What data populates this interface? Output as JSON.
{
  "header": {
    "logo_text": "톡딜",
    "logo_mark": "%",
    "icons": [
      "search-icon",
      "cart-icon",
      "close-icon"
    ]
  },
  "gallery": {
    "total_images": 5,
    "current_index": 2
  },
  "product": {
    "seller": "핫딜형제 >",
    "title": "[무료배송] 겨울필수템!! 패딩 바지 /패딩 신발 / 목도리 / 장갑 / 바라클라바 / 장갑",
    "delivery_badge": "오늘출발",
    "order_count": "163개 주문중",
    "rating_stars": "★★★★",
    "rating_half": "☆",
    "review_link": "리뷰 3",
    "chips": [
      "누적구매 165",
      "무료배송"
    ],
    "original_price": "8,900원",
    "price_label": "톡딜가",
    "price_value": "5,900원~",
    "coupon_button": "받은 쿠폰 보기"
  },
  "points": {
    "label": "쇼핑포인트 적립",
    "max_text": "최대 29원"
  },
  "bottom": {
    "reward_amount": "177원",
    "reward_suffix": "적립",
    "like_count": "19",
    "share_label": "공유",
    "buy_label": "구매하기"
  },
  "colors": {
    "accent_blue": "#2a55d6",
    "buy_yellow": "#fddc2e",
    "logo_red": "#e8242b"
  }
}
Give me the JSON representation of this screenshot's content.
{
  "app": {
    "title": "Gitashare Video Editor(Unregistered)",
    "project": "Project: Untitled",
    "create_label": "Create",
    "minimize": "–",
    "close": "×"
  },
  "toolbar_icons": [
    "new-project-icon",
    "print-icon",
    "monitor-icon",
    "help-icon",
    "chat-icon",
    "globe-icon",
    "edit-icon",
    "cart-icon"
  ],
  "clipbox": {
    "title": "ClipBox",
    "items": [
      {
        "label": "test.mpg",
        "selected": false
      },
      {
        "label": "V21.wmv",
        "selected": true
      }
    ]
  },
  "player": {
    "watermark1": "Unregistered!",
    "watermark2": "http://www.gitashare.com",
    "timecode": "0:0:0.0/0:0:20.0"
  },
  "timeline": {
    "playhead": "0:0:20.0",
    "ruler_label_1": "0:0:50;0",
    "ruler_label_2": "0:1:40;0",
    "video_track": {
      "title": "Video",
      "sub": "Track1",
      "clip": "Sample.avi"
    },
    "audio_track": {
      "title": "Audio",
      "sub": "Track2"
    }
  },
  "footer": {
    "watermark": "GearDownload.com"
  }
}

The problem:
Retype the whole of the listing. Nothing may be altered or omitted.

Result of this task:
What data populates this interface? Output as JSON.
{
  "header": {
    "logo_text": "톡딜",
    "logo_mark": "%",
    "icons": [
      "search-icon",
      "cart-icon",
      "close-icon"
    ]
  },
  "gallery": {
    "total_images": 5,
    "current_index": 2
  },
  "product": {
    "seller": "핫딜형제 >",
    "title": "[무료배송] 겨울필수템!! 패딩 바지 /패딩 신발 / 목도리 / 장갑 / 바라클라바 / 장갑",
    "delivery_badge": "오늘출발",
    "order_count": "163개 주문중",
    "rating_stars": "★★★★",
    "rating_half": "☆",
    "review_link": "리뷰 3",
    "chips": [
      "누적구매 165",
      "무료배송"
    ],
    "original_price": "8,900원",
    "price_label": "톡딜가",
    "price_value": "5,900원~",
    "coupon_button": "받은 쿠폰 보기"
  },
  "points": {
    "label": "쇼핑포인트 적립",
    "max_text": "최대 29원"
  },
  "bottom": {
    "reward_amount": "177원",
    "reward_suffix": "적립",
    "like_count": "19",
    "share_label": "공유",
    "buy_label": "구매하기"
  },
  "colors": {
    "accent_blue": "#2a55d6",
    "buy_yellow": "#fddc2e",
    "logo_red": "#e8242b"
  }
}
Give me the JSON representation of this screenshot's content.
{
  "app": {
    "title": "Gitashare Video Editor(Unregistered)",
    "project": "Project: Untitled",
    "create_label": "Create",
    "minimize": "–",
    "close": "×"
  },
  "toolbar_icons": [
    "new-project-icon",
    "print-icon",
    "monitor-icon",
    "help-icon",
    "chat-icon",
    "globe-icon",
    "edit-icon",
    "cart-icon"
  ],
  "clipbox": {
    "title": "ClipBox",
    "items": [
      {
        "label": "test.mpg",
        "selected": false
      },
      {
        "label": "V21.wmv",
        "selected": true
      }
    ]
  },
  "player": {
    "watermark1": "Unregistered!",
    "watermark2": "http://www.gitashare.com",
    "timecode": "0:0:0.0/0:0:20.0"
  },
  "timeline": {
    "playhead": "0:0:20.0",
    "ruler_label_1": "0:0:50;0",
    "ruler_label_2": "0:1:40;0",
    "video_track": {
      "title": "Video",
      "sub": "Track1",
      "clip": "Sample.avi"
    },
    "audio_track": {
      "title": "Audio",
      "sub": "Track2"
    }
  },
  "footer": {
    "watermark": "GearDownload.com"
  }
}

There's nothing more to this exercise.